The art of the personal


It is perhaps inevitable that most artists use their personal lives at some point to fuel their work.  Short stories, novels, songs, paintings, even symphonies — you can find examples of autobiographical content throughout history.

Some artists are more open (blatant?) about it than others.  Think of Picasso and his succession of mistresses/wives, or Norman Mailer and his fiction.  Hemingway, Woolf, Eggers: enthusiastic practitioners of the roman à clef.  David Hockney and his lovers. Tchaikovsky and his Pathétique.  Beethoven and his Pastoral.

So here's an exercise I thought of the other day that might be interesting to a fiction writer (which I am not): notice one small aspect of your personality, some quirk maybe that might be an interesting observation about a character.

Write a paragraph or two describing/showing that quirk about that fictional character who is actually you.  Feel free to not be completely accurate, but be honest, and make it a positive take on the quirk.

Now, write a second piece about a character who is the opposite of that. Get inside the head of someone who feels the opposite of you on living in an older home, or doing yard work, or being stuck in traffic. Be equally positive about their point of view.

(If you're a true writer, i.e., a masochist, go back and rewrite your first bit to give it a negative slant.  You know you want to.)

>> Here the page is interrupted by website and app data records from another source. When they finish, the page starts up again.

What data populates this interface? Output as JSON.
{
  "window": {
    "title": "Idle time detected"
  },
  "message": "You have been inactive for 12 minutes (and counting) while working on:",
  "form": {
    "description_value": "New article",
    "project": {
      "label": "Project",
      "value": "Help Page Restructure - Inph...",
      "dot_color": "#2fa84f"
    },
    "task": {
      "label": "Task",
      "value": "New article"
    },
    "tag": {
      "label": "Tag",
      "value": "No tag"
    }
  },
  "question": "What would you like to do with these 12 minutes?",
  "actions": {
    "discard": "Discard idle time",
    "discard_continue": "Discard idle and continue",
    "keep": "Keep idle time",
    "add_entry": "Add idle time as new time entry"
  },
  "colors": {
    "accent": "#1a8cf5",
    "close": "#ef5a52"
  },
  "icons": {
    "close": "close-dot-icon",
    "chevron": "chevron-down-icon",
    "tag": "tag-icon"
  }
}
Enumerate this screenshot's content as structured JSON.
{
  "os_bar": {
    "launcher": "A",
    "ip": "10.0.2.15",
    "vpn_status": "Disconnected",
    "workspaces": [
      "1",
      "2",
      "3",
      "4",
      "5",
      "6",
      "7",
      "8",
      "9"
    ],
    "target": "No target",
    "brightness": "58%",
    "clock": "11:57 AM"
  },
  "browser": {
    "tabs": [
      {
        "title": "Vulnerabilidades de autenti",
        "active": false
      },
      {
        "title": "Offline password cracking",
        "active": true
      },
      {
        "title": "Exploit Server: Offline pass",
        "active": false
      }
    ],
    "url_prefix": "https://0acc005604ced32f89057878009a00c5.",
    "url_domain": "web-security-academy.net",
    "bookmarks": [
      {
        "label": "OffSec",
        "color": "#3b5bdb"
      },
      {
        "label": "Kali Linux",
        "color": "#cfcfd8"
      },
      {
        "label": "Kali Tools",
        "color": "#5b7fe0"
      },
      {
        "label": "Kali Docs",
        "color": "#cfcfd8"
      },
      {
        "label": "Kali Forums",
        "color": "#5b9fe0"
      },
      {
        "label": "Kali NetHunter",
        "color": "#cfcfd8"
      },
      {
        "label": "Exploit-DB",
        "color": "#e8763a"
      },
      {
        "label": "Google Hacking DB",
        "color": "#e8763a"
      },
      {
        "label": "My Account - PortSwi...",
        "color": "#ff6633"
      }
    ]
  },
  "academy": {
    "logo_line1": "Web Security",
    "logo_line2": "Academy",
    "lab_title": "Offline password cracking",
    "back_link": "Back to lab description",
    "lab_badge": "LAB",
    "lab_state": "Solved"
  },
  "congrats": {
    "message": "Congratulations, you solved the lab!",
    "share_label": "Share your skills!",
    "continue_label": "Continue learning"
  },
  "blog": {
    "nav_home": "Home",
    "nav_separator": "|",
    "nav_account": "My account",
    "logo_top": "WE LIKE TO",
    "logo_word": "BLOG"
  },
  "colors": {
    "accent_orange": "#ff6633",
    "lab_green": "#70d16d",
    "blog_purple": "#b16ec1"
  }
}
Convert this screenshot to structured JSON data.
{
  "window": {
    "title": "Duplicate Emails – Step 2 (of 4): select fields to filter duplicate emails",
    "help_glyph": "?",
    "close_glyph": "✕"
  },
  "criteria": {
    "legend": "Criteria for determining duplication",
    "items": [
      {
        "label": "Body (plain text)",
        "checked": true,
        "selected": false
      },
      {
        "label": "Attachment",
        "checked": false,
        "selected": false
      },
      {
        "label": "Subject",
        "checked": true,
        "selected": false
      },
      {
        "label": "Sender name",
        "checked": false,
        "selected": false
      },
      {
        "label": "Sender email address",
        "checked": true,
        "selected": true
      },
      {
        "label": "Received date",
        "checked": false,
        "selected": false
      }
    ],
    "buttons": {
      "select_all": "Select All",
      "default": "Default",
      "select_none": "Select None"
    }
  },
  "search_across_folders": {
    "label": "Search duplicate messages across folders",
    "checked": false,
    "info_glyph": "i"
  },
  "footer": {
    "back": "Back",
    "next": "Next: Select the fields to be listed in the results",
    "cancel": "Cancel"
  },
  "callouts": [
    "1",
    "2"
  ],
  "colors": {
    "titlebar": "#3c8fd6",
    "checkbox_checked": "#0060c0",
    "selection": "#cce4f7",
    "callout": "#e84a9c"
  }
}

As our own Georg Christoph Lichtenberg says, "To do the opposite is also a form of imitation."